THOUSAND OAKS, CaliforniaHow do endogenous and exogenous erythropoietin(Drug information on erythropoietin) (EPO) directly and indirectly affect the central nervous system (CNS)? How can erythropoietic agents penetrate the blood-brain/blood-cerebrospinal fluid (CSF) barrier so that their potential neuroprotective benefits can be realized?
While these questions are still being investigated, some interim findings were presented by Nelson L’ntshotsholé Jumbe, PhD, research scientist, pharmacokinetics and drug metabolism, at Amgen in Thousand Oaks, California.
"Astrocytes and neurons have been shown to produce erythropoietin and to express erythropoetic receptors," Dr. Jumbe said. "There’s also evidence that CNS EPO mRNA, like systemic mRNA, is hypoxia-inducible."
A learning test study with gerbils showed that brain activity requires free-floating erythropoietin in the interstitial space, Dr. Jumbe reported. In animals with 3-minute forebrain ischemia, exogenous erythropoietin had a neuroprotective effect at doses ranging from 0.5 to 25 units/day over 7 days, administered as continuous infusion and started 8 to 24 hours before the ischemic event. The effect was not concentration-dependent. "It was either an on or off mechanism; either it occurred or it didn’t," Dr. Jumbe said. He noted that no activity occurred at higher EPO concentrations.
Soluble erythropoietic receptors reversed the effects of erythropoietic therapy by binding with free-floating EPO. "This shows that you need free-floating EPO in the interstitial space to get the neurons that are destined for degeneration to survive...The same result was not seen when you used denatured soluble erythropoietin receptor," Dr. Jumbe said. "What the authors hypothesize from these data is that brain EPO is pivotal in maintenance and recovery of neuronal viability."
Central and Peripheral EPO

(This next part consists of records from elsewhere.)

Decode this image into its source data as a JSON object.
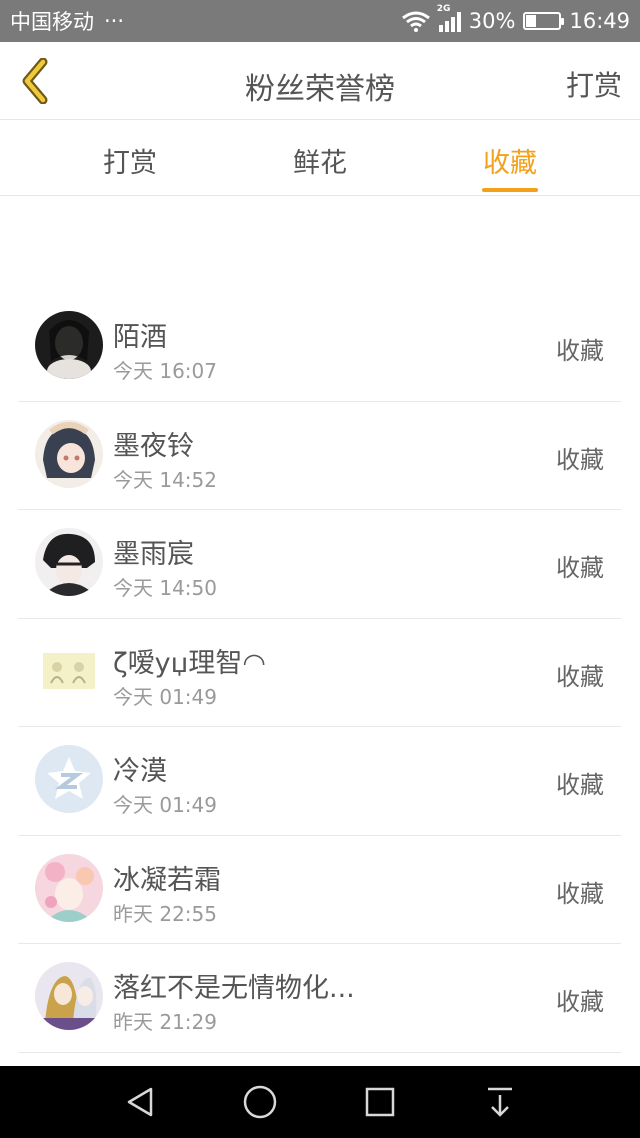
{
  "status_bar": {
    "carrier": "中国移动",
    "dots": "···",
    "network": "2G",
    "battery": "30%",
    "battery_level": 0.3,
    "time": "16:49"
  },
  "header": {
    "title": "粉丝荣誉榜",
    "action": "打赏"
  },
  "tabs": [
    {
      "label": "打赏",
      "active": false
    },
    {
      "label": "鲜花",
      "active": false
    },
    {
      "label": "收藏",
      "active": true
    }
  ],
  "accent_color": "#f3a11a",
  "list": [
    {
      "name": "陌酒",
      "time": "今天 16:07",
      "action": "收藏"
    },
    {
      "name": "墨夜铃",
      "time": "今天 14:52",
      "action": "收藏"
    },
    {
      "name": "墨雨宸",
      "time": "今天 14:50",
      "action": "收藏"
    },
    {
      "name": "ζ嗳yџ理智◠",
      "time": "今天 01:49",
      "action": "收藏"
    },
    {
      "name": "冷漠",
      "time": "今天 01:49",
      "action": "收藏"
    },
    {
      "name": "冰凝若霜",
      "time": "昨天 22:55",
      "action": "收藏"
    },
    {
      "name": "落红不是无情物化...",
      "time": "昨天 21:29",
      "action": "收藏"
    }
  ],
  "nav": [
    "back-icon",
    "home-icon",
    "recents-icon",
    "notification-pull-icon"
  ]
}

Dr. Jumbe cited work by Chikuma et al (1998) that found no direct link between central and peripheral EPO. During continuous hypoxia over 24 hours, EPO mRNA was induced in the kidney and cerebrum of mice. In the kidney, "after 4 hours, the message was downregulated and the serum levels also followed suit," Dr. Jumbe reported. "However, in the CNS, the total message was upregulated throughout the 24-hour period. This shows that the CNS and systemic messages are actually not linked at all and that these systems behave quite differently. This might be due to the different roles that EPO plays in different regions," he explained.